The small town of Kentville, Nova Scotia is located within Kings County and is among the main towns within the Annapolis Valley. The town of Kentville as of the year 2006, had an estimated population of six thousand people and a bigger area population of 26,000.
The town of Kentville is situated along the Cornwallis River which becomes a large tidal river downstream. The town provides the most accessible crossing place on the river along with a limit of navigation for sailing ships. The ford and later the bridge at Kentville made the settlement a vital crossroads for settlements in the Annapolis Valley.
The area was first colonized by Acadians, who constructed many dykes along the river to keep the high Bay of Fundy tides out of their farmland. These dykes created the ideal fertile soil which the Annapolis Valley is recognized for. The Acadians were expelled from the area in the Bay of Fundy Campaign during 1755, by the British authorities as they would not swear allegiance to the British King. The region was then settled by New England Planters. Settlement was expedited by the United Empire Loyalists in the American Revolution.

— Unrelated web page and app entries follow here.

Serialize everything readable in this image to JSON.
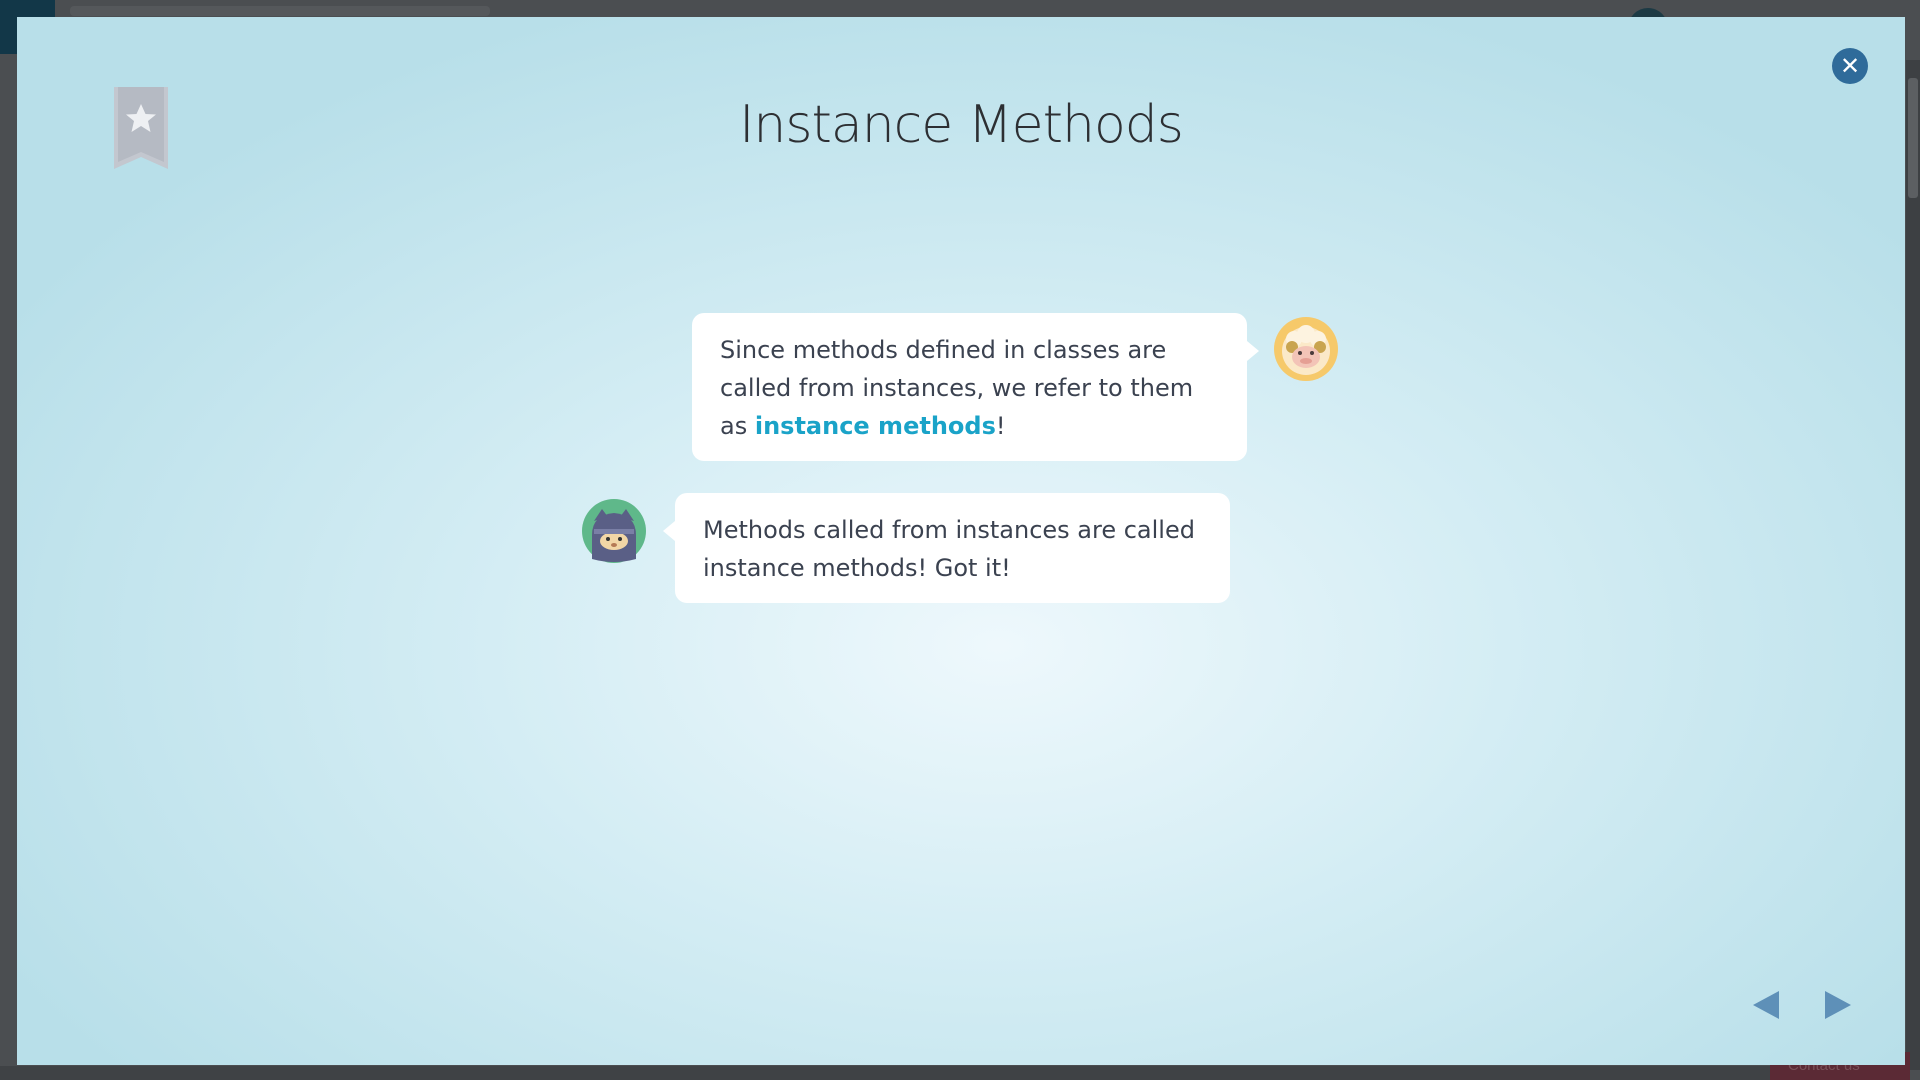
{
  "background": {
    "contact_label": "Contact us"
  },
  "lesson": {
    "title": "Instance Methods"
  },
  "dialogue": [
    {
      "speaker": "sheep",
      "line_1": "Since methods defined in classes are called from instances, we refer to them as ",
      "highlight": "instance methods",
      "suffix": "!"
    },
    {
      "speaker": "ninja",
      "text": "Methods called from instances are called instance methods! Got it!"
    }
  ],
  "colors": {
    "accent": "#1aa3c8",
    "close_button": "#2f6b9a",
    "nav_arrow": "#5e90b8",
    "text": "#3b4250"
  },
  "icons": {
    "bookmark": "bookmark-star-icon",
    "close": "close-icon",
    "prev": "prev-arrow-icon",
    "next": "next-arrow-icon"
  }
}
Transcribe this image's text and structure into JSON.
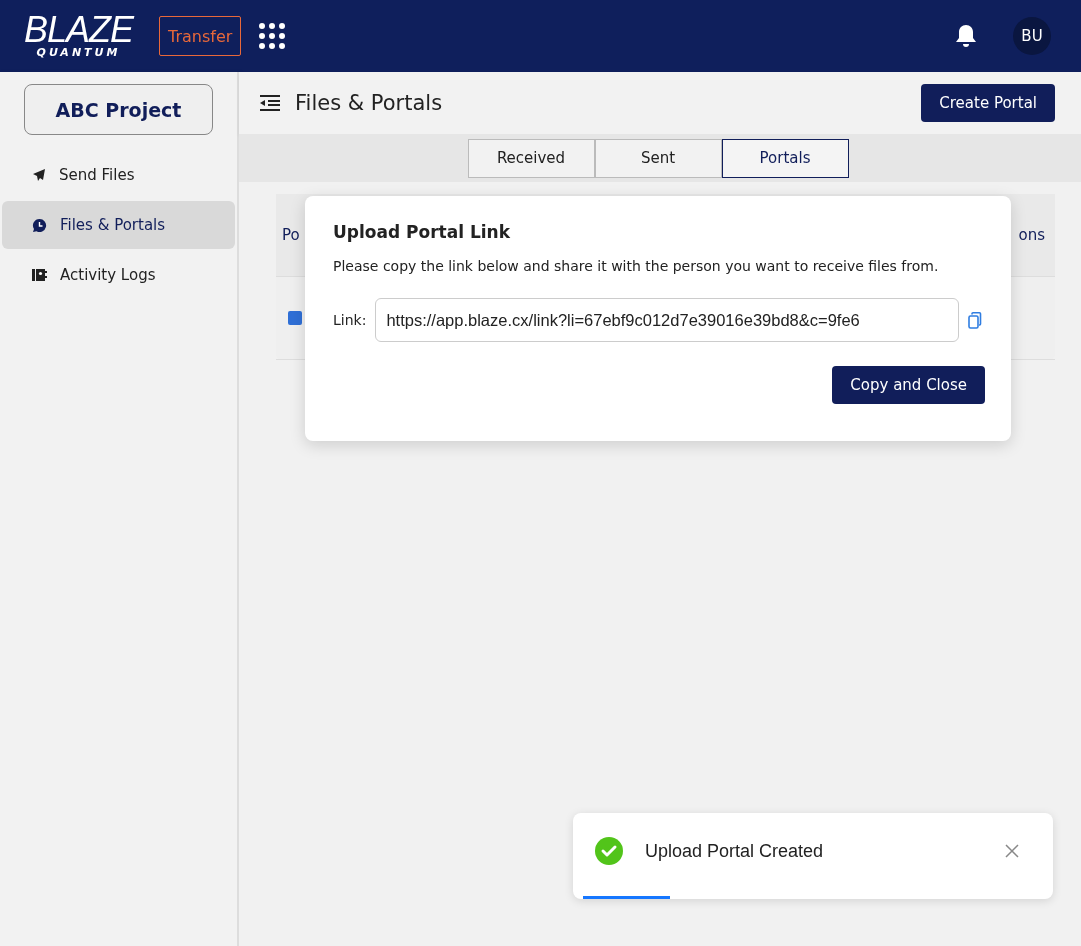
{
  "header": {
    "logo_main": "BLAZE",
    "logo_sub": "QUANTUM",
    "app_button": "Transfer",
    "avatar": "BU"
  },
  "sidebar": {
    "project": "ABC Project",
    "items": [
      {
        "label": "Send Files",
        "kind": "send",
        "selected": false
      },
      {
        "label": "Files & Portals",
        "kind": "clock",
        "selected": true
      },
      {
        "label": "Activity Logs",
        "kind": "log",
        "selected": false
      }
    ]
  },
  "page": {
    "title": "Files & Portals",
    "create_button": "Create Portal"
  },
  "tabs": [
    {
      "label": "Received",
      "selected": false
    },
    {
      "label": "Sent",
      "selected": false
    },
    {
      "label": "Portals",
      "selected": true
    }
  ],
  "table": {
    "column_1": "Po",
    "column_2": "ons"
  },
  "dialog": {
    "title": "Upload Portal Link",
    "message": "Please copy the link below and share it with the person you want to receive files from.",
    "link_label": "Link:",
    "link_value": "https://app.blaze.cx/link?li=67ebf9c012d7e39016e39bd8&c=9fe6",
    "button": "Copy and Close"
  },
  "toast": {
    "message": "Upload Portal Created",
    "level": 0.19
  }
}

Kentville emerged as the business centre of Kings County during the early part of the 20th century, despite the loss of commerce after the wars to other villages in the valley. The town of Kentville has remained the professional centre of the Annapolis Valley. Kentville is home to a lot of professional services like lawyers offices, doctors, and investment companies. On the outskirts of the town is the Valley Regional Hospital, built in the year 1991. The town is likewise home to the Annapolis Valley Regional Industrial Park which employs numerous people in the area through various companies.
Agriculture, especially fruit crops like apples, remain a prominent industry within the Kentville area, and throughout the eastern part of the valley. The town of Kentville is home to among the largest agricultural research facilities in Nova Scotia established during the year 1911, referred by the locals as The Research Station. The site presently employs more than 200 individuals and sits on 473 acres or 1.91 km2 of land at the town's east end.
The northern boundary of the town of Kentville is shared with Camp Aldershot, along the Cornwallis River. Camp Aldershot is a military training base established during 1904. The camp housed as many as 7,000 soldiers at its peak during the second World War. Kentville native Donald Ripley wrote a book chronicling Camp Aldershot and its effect on the town of Kentville entitled On The Home Front. At present the camp functions as an army reserve training centre and is the headquarters of The West Nova Scotia Regiment.